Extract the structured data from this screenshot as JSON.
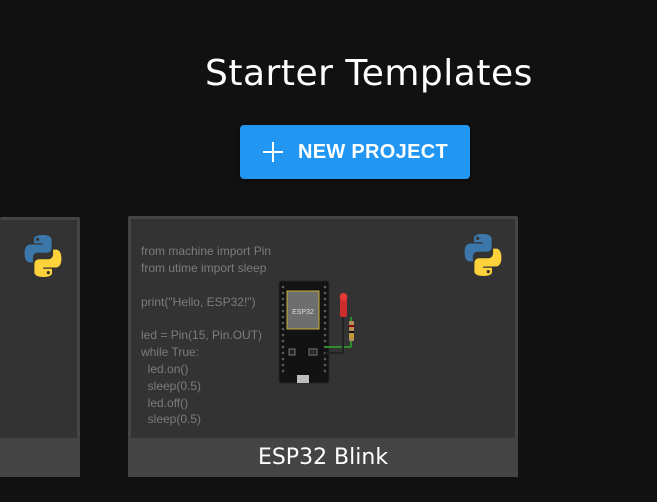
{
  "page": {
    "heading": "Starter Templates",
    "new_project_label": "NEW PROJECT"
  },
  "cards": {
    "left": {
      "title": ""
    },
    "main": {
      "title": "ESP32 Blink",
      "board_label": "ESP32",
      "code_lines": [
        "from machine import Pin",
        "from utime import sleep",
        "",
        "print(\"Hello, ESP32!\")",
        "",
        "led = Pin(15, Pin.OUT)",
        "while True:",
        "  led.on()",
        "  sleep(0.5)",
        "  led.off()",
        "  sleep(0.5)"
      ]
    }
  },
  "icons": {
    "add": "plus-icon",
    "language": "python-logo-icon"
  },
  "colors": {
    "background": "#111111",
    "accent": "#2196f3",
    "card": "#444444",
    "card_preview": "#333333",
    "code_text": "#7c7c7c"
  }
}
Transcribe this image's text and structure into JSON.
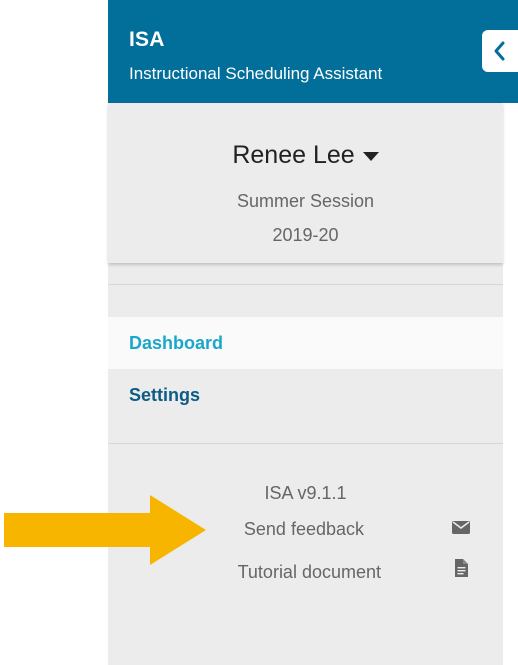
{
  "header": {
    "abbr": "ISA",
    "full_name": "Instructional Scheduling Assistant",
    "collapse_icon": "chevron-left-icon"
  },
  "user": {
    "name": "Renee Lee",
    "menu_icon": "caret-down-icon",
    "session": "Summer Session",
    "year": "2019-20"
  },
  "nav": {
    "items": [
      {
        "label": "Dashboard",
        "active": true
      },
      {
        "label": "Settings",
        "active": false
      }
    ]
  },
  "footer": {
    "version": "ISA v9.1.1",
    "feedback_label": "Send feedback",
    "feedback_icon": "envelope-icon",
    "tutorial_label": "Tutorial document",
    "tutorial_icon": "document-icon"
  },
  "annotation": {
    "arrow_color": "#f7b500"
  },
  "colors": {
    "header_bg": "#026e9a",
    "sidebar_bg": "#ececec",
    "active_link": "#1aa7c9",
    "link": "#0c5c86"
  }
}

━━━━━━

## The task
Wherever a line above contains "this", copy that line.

## Answer space
Extract the structured data from this screenshot as JSON.
Transcribe this image's text and structure into JSON.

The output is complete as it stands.